Exercise objective
Those lines of the data that hold the word "JSON" are to be copied out.

==== Data for the task ====

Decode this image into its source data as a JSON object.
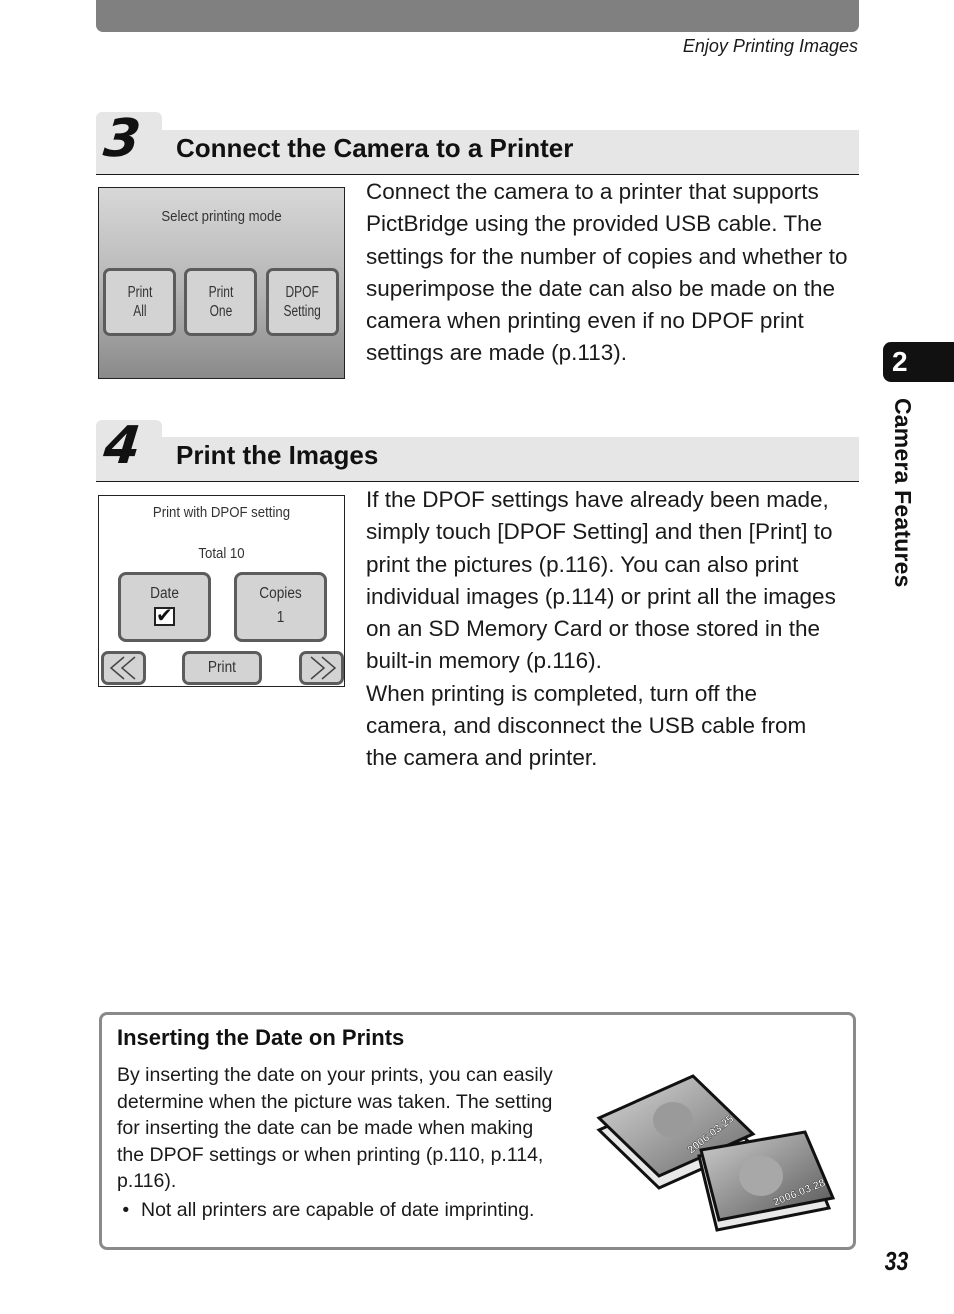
{
  "header": {
    "running_head": "Enjoy Printing Images"
  },
  "steps": [
    {
      "number": "3",
      "title": "Connect the Camera to a Printer",
      "body": "Connect the camera to a printer that supports PictBridge using the provided USB cable. The settings for the number of copies and whether to superimpose the date can also be made on the camera when printing even if no DPOF print settings are made (p.113).",
      "screen": {
        "title": "Select printing mode",
        "buttons": [
          {
            "line1": "Print",
            "line2": "All"
          },
          {
            "line1": "Print",
            "line2": "One"
          },
          {
            "line1": "DPOF",
            "line2": "Setting"
          }
        ]
      }
    },
    {
      "number": "4",
      "title": "Print the Images",
      "body_lines": [
        "If the DPOF settings have already been made,",
        "simply touch [DPOF Setting] and then [Print] to",
        "print the pictures (p.116). You can also print",
        "individual images (p.114) or print all the images",
        "on an SD Memory Card or those stored in the",
        "built-in memory (p.116).",
        "When printing is completed, turn off the",
        "camera, and disconnect the USB cable from",
        "the camera and printer."
      ],
      "screen": {
        "title": "Print with DPOF setting",
        "total": "Total  10",
        "date_label": "Date",
        "date_checked": true,
        "copies_label": "Copies",
        "copies_value": "1",
        "print_label": "Print",
        "prev_icon": "double-chevron-left",
        "next_icon": "double-chevron-right"
      }
    }
  ],
  "sidebar": {
    "chapter_number": "2",
    "chapter_name": "Camera Features"
  },
  "info_box": {
    "title": "Inserting the Date on Prints",
    "body_lines": [
      "By inserting the date on your prints, you can easily",
      "determine when the picture was taken. The setting",
      "for inserting the date can be made when making",
      "the DPOF settings or when printing (p.110, p.114,",
      "p.116)."
    ],
    "bullet": "Not all printers are capable of date imprinting.",
    "illustration": {
      "photo1_date": "2006.03.25",
      "photo2_date": "2006.03.28"
    }
  },
  "footer": {
    "page_number": "33"
  }
}
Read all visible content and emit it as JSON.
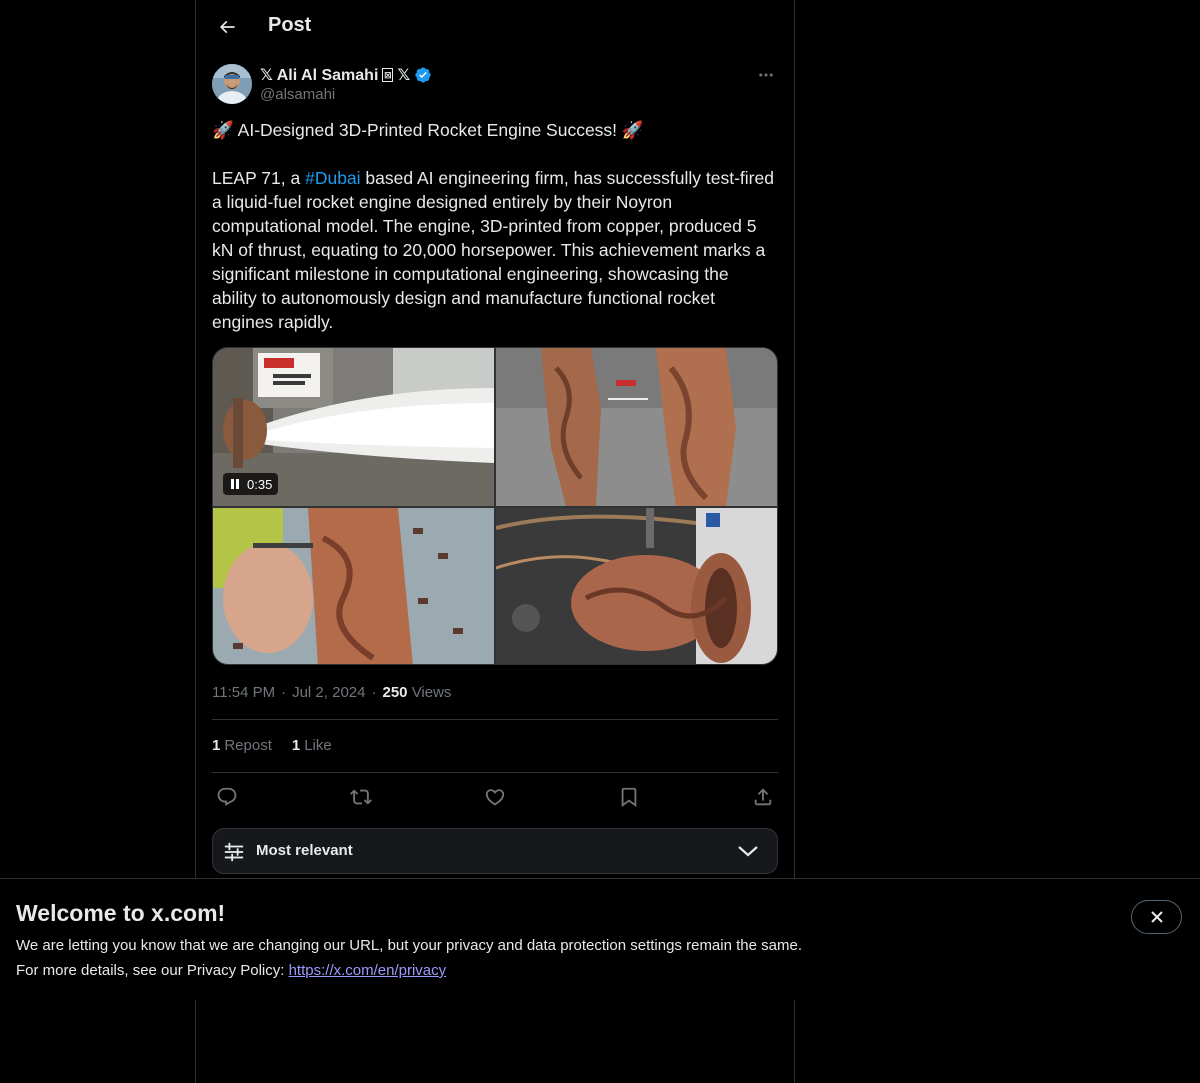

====

Reply
Decode this image into its source data as a JSON object.
Read all visible content and emit it as JSON.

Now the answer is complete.